HP's job cuts have affected its world class research teams, with the company electing to close four "more speculative" research projects.

One of the HP Labs projects has been led by legendary former Xerox Parc technologist Alan Kay, 65, who will leave the company along with four HP Labs executives, according to the Mercury News.

Terminated projects include: the Cambridge Research Laboratory, which worked on health and wellness technology; the Consumer Applications and Systems Laboratory; the Emerging Technologies Laboratory and Kay's Advanced Software Research team.

End of an era as Kay departs

Kay led the 1970's Xerox Parc team that developed windows and a graphical interface for the Alto, an early PC which influenced Apple's original Mac.

In depth, the projects include an effort to develop a next-generation operating system for the Internet, work on high-density portable storage devices and research on technologies for health and wellness, said Dave Berman, an HP spokesman.

The company has decided to focus on research projects that have the best chances of paying off for HP in both the short and long term, Berman said. For example, HP Labs' work on developing a new "crossbar latch" transistor design using carbon nanowires will continue, as will other projects focused on quantum computing, he said.

HP is also changing the way its research efforts are organized. All research groups will now report to the head of HP Labs, Dick Lampman, Berman said. Previously, some of the work at HP Labs reported directly to individual research centres.

Some of the projects within those laboratories will transfer to other departments within HP Labs, along with some of the researchers working on those projects, Berman said.

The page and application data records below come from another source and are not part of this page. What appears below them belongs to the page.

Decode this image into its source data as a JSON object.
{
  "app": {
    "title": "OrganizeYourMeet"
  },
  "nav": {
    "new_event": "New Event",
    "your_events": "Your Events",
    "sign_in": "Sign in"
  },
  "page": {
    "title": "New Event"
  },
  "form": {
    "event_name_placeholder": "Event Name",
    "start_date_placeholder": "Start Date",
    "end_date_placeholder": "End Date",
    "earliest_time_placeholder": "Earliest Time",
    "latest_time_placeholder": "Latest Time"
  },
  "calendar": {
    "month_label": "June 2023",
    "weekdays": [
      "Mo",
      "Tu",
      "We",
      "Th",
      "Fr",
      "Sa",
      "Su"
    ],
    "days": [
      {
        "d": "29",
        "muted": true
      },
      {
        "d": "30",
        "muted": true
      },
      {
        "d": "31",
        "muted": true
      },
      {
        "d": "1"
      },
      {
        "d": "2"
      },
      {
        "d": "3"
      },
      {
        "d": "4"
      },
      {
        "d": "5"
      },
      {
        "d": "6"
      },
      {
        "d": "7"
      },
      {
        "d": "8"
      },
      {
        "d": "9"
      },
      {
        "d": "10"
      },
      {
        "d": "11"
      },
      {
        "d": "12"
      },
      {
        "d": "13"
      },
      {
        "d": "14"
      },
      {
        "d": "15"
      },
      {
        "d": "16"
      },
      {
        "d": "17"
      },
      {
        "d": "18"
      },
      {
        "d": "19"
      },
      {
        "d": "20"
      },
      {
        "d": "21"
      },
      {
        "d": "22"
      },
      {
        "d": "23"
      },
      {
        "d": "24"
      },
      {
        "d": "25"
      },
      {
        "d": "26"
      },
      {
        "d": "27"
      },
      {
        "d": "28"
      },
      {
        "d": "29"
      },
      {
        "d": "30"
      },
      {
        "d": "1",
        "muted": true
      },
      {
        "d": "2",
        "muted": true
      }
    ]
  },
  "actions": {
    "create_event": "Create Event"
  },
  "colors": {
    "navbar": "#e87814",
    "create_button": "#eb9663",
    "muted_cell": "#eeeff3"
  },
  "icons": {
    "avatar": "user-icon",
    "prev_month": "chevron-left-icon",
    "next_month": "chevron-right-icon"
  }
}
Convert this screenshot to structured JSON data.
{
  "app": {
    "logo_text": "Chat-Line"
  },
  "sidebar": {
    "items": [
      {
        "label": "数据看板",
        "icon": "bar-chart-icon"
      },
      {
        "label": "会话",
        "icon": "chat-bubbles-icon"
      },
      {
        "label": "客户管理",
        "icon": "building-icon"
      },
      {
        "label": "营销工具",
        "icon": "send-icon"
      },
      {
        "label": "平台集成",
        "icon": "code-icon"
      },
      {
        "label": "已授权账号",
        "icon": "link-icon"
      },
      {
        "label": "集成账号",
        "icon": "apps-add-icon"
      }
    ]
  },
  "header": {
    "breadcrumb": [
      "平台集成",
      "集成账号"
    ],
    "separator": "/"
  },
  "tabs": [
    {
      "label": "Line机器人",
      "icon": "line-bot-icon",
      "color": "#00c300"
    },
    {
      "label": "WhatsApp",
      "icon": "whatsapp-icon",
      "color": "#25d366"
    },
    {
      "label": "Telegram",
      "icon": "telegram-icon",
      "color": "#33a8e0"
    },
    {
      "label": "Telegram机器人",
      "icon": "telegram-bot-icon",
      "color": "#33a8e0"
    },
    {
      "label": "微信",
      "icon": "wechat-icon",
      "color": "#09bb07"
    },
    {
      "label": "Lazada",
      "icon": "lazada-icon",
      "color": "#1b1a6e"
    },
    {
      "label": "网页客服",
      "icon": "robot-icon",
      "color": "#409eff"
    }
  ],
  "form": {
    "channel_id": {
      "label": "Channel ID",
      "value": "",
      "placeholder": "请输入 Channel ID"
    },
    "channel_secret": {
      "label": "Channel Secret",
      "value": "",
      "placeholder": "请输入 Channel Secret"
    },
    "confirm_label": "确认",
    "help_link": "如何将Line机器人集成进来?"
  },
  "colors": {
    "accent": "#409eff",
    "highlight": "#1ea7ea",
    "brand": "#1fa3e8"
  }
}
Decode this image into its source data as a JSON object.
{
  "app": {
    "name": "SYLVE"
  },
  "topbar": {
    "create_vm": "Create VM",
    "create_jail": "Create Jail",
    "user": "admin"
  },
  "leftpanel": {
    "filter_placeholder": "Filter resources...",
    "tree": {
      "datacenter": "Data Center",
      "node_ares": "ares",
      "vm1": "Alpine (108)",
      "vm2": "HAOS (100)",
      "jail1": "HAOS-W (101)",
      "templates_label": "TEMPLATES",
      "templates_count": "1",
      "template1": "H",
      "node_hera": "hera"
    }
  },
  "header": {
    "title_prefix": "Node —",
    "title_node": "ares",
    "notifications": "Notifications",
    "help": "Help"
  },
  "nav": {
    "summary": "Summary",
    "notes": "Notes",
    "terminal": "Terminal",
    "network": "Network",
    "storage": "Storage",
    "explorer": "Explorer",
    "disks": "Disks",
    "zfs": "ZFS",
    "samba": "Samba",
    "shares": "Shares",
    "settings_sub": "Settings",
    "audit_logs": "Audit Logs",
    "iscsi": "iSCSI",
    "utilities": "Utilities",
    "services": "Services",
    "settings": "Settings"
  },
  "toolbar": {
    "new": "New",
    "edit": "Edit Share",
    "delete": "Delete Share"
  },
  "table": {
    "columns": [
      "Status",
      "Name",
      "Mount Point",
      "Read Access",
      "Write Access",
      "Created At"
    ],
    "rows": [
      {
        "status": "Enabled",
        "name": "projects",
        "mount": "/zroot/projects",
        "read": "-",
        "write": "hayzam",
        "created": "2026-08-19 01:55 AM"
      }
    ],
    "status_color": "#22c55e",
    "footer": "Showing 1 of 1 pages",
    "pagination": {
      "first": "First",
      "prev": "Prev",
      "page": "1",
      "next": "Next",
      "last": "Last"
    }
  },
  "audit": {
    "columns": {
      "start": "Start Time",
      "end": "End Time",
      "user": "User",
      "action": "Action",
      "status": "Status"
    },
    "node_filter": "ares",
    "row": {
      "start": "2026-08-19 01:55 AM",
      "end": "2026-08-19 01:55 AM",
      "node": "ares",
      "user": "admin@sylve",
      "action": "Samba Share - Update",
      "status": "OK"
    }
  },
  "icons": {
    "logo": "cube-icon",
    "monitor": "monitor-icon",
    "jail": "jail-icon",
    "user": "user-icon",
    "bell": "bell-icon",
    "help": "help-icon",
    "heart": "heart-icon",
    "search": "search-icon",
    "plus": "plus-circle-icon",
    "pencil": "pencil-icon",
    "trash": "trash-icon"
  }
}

But the heads of individual research centers, such as the Cambridge Research Laboratory, are leaving HP, he said.

HP's r&d focus remains

HP spent about $3.5 billion on research and development in its 2004 fiscal year, according to the company's annual report. Advanced research projects have traditionally been very important to the company, following in the footsteps of founders William Hewlett and Dave Packard. But 2004 research spending was down from the prior year, as HP struggled to generate profits across its businesses.

HP CEO Mark Hurd promised to keep spending money on research projects when he outlined his restructuring plan for the company on Tuesday, saying that HP's work on advanced research sets its apart from its rivals in the industry.